-------- Record excerpts
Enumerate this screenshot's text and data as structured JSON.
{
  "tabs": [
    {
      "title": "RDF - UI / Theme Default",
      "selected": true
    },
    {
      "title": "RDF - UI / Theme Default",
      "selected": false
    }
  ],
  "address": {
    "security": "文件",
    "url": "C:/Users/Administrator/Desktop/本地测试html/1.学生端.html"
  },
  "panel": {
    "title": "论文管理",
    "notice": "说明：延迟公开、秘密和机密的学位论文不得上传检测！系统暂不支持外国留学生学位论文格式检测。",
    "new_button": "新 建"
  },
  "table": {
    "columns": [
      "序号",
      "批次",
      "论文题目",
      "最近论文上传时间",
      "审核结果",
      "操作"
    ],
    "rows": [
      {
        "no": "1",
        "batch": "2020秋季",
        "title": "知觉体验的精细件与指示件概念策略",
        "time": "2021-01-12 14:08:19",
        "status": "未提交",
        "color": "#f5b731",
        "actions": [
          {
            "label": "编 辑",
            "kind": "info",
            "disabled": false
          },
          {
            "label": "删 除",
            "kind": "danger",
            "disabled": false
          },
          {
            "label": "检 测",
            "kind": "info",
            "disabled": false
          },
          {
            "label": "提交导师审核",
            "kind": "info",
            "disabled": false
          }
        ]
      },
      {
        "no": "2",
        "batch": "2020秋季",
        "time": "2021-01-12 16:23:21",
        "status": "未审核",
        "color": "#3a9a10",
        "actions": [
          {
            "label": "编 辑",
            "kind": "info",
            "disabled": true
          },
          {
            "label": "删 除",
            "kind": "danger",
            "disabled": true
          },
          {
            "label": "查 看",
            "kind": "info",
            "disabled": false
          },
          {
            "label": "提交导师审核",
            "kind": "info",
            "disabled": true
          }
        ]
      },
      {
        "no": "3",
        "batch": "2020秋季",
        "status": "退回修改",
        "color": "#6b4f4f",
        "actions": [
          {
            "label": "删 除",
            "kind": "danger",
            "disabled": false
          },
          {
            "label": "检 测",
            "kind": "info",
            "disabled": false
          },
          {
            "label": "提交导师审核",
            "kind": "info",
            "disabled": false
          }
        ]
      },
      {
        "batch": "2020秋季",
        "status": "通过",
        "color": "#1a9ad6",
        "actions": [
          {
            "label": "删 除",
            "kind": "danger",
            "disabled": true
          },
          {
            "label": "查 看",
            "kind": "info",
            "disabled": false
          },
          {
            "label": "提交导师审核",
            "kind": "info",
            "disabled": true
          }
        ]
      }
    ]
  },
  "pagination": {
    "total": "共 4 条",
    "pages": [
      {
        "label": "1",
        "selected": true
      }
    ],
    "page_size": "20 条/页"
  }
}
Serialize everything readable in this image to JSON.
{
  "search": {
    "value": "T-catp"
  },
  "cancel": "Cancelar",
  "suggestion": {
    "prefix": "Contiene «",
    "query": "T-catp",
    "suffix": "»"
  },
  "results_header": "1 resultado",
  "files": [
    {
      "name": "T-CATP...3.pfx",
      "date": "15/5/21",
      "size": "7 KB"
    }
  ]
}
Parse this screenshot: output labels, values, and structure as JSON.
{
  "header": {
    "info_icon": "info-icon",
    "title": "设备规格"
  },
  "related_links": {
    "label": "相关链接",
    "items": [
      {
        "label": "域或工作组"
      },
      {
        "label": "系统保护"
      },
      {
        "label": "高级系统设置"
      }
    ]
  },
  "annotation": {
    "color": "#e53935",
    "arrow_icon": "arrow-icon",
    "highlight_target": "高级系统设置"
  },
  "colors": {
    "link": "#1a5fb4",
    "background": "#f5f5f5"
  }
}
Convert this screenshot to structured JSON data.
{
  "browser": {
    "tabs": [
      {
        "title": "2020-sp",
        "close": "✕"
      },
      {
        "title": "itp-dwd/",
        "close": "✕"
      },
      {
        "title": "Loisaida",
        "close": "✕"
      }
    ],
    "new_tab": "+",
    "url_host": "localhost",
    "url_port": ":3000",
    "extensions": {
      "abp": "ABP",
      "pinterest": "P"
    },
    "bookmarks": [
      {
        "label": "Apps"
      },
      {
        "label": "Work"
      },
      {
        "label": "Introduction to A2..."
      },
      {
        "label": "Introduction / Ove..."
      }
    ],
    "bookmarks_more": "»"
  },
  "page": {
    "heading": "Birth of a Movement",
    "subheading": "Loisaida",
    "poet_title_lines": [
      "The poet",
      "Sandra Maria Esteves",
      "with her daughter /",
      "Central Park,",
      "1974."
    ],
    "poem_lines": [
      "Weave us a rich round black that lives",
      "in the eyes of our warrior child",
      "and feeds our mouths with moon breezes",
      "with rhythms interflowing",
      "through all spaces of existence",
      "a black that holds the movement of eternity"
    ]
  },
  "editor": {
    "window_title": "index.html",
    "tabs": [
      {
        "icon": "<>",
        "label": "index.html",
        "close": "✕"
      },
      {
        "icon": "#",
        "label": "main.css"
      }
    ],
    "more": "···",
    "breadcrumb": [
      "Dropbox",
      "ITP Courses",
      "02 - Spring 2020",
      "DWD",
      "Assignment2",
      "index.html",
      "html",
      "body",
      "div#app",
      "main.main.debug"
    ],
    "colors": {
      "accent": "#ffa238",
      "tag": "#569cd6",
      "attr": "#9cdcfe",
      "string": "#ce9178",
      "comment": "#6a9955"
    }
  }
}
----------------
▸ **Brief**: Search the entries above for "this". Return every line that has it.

▸ **Exercise result**:
Enumerate this screenshot's text and data as structured JSON.
Serialize everything readable in this image to JSON.
Parse this screenshot: output labels, values, and structure as JSON.
Convert this screenshot to structured JSON data.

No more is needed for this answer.